• **TO DO**
In the data below, which lines hold the word "size"? Copy them.

**** RECORDS FOR THIS EXERCISE

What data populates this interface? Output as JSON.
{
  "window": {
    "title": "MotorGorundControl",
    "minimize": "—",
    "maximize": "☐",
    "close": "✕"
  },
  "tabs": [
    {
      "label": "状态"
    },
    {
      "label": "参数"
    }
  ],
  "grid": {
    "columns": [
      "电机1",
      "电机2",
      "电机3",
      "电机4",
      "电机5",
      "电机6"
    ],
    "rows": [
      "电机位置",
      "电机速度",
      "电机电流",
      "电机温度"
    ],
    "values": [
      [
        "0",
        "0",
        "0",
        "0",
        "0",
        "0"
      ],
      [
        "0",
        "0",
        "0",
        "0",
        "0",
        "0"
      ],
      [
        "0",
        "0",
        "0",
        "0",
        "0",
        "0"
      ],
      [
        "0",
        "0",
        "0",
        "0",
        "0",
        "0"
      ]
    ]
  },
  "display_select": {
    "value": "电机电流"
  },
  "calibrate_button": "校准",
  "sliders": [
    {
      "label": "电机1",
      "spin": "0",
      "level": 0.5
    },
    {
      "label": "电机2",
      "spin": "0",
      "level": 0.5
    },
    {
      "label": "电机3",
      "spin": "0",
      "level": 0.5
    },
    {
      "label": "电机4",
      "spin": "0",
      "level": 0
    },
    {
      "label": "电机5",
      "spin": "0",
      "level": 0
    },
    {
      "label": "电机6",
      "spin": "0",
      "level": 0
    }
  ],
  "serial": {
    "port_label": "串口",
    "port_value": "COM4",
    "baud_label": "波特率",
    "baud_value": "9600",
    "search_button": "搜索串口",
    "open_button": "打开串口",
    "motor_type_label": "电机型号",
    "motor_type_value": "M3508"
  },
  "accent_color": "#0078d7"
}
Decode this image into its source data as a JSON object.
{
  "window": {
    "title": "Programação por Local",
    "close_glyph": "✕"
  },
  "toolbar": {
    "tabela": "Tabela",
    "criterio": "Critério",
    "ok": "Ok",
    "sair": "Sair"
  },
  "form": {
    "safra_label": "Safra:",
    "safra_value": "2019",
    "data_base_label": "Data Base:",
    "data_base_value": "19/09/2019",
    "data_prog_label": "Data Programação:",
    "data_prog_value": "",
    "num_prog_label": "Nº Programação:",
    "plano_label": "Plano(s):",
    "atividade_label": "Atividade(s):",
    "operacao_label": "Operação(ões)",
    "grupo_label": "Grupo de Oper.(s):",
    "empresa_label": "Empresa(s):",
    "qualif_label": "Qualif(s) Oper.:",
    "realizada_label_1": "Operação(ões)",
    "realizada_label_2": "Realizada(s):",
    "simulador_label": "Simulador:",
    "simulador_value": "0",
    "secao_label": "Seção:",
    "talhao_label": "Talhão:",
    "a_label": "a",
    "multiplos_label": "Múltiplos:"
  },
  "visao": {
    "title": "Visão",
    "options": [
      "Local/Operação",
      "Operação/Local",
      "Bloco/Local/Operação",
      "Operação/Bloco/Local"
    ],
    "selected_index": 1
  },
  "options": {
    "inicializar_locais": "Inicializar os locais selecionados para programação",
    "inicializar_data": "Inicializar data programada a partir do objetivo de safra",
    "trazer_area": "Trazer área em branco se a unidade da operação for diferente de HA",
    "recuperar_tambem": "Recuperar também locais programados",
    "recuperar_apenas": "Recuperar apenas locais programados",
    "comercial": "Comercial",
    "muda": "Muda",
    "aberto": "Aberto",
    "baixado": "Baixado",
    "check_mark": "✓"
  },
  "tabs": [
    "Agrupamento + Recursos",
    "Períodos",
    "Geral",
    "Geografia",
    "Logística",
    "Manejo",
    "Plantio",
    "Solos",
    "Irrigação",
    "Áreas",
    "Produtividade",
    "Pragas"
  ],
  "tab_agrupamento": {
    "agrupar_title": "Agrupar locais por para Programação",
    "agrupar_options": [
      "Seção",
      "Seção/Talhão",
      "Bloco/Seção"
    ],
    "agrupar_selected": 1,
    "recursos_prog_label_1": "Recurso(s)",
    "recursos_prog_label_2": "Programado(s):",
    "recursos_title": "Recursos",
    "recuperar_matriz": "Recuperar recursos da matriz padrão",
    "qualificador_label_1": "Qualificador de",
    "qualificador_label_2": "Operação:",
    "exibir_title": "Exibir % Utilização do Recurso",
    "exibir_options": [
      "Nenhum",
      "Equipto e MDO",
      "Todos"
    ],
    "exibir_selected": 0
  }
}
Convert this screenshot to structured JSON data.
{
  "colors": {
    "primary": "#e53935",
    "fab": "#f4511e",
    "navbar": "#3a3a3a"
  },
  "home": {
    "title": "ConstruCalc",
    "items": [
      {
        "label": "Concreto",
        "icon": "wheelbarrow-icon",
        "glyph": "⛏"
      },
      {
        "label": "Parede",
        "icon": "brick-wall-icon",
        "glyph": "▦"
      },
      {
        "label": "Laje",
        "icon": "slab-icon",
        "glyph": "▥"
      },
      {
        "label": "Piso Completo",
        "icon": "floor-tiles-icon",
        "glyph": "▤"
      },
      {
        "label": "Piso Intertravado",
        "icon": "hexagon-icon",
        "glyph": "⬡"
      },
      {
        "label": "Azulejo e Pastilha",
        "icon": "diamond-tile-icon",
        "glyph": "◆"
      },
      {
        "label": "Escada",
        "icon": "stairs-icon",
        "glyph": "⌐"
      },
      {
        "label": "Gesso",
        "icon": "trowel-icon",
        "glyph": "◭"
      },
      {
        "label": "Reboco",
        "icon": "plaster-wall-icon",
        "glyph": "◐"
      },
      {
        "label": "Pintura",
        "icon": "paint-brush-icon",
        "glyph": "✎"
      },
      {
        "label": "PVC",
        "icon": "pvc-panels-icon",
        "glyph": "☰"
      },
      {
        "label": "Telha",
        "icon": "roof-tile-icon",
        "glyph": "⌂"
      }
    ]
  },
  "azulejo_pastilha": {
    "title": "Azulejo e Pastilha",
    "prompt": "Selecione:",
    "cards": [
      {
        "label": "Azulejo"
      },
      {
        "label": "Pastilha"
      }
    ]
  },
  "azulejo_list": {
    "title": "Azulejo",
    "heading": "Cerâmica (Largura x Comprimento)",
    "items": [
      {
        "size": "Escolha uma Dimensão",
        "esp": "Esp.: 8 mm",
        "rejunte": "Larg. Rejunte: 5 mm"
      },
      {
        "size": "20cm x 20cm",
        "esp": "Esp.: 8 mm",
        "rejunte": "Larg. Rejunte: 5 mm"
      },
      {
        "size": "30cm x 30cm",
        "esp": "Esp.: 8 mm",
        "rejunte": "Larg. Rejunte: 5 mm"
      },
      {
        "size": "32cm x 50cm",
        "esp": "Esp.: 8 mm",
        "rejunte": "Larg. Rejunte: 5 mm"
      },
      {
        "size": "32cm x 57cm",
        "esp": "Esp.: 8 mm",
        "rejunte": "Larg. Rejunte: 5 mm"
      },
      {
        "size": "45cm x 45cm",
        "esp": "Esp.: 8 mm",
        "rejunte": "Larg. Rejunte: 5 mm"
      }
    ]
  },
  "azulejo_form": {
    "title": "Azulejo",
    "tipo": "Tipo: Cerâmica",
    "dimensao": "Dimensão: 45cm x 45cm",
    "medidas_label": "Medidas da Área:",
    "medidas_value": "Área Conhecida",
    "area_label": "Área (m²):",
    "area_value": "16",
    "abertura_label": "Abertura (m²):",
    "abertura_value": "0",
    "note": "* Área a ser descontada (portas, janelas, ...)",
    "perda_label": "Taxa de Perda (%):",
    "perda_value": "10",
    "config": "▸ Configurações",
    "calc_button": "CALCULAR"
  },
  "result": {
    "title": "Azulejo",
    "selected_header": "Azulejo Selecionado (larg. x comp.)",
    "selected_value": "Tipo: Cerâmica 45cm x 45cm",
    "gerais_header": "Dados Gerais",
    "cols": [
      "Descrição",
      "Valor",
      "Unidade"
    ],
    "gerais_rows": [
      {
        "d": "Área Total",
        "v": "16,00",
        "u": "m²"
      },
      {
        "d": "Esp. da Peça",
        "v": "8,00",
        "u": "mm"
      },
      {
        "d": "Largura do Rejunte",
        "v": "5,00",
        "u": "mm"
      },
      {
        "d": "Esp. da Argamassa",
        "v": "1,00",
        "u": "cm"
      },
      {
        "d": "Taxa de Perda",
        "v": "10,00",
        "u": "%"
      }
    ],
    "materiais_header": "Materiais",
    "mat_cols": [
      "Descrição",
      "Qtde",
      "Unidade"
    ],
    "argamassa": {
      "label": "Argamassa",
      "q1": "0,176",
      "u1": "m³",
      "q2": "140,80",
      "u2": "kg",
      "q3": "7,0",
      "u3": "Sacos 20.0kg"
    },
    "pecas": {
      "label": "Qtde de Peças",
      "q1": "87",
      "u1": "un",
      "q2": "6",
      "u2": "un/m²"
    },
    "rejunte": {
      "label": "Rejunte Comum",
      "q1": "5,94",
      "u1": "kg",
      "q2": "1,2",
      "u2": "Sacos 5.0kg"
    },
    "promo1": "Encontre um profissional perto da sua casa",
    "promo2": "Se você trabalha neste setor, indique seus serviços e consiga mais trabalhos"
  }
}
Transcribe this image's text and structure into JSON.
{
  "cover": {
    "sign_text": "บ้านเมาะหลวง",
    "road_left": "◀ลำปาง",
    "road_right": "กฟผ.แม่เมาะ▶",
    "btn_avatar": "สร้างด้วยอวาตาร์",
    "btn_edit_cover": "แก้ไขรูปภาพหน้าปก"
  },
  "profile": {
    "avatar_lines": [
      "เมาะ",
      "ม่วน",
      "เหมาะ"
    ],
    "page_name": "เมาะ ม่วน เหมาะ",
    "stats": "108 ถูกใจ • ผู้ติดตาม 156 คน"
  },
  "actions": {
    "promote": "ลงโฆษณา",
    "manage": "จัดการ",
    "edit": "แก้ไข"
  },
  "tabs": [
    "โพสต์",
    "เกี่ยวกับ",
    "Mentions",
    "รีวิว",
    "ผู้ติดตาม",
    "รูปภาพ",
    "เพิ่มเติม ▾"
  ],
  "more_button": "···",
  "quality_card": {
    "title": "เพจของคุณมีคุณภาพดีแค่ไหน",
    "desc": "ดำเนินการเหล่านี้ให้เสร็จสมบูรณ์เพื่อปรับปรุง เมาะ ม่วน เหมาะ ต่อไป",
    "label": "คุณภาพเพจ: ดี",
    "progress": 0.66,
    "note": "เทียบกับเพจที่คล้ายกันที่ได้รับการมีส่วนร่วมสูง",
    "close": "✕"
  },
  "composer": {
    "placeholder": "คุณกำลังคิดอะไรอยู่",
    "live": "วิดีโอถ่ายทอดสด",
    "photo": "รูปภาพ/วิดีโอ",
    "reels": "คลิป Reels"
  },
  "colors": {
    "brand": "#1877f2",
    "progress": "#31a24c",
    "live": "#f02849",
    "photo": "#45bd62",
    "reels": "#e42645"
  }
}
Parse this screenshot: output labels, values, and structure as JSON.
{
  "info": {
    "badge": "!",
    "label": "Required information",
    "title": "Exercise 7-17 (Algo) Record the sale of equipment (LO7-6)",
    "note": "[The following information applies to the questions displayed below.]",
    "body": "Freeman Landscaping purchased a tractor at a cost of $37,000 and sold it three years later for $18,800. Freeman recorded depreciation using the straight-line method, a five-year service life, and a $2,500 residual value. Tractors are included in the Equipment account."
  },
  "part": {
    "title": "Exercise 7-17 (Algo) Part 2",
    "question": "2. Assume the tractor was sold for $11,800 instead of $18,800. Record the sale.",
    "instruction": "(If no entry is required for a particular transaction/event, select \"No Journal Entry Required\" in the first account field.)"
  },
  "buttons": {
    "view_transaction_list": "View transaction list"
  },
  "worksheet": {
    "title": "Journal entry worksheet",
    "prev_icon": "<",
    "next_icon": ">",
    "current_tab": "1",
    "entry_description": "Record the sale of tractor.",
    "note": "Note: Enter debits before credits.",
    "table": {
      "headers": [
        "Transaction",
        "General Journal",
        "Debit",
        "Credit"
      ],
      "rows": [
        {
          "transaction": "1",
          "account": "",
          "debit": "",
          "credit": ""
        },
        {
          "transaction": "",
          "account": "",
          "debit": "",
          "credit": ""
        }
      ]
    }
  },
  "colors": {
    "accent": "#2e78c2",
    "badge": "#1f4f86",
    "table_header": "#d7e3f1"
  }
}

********

• **EXERCISE ANSWER**
        "size": "Escolha uma Dimensão",
        "size": "20cm x 20cm",
        "size": "30cm x 30cm",
        "size": "32cm x 50cm",
        "size": "32cm x 57cm",
        "size": "45cm x 45cm",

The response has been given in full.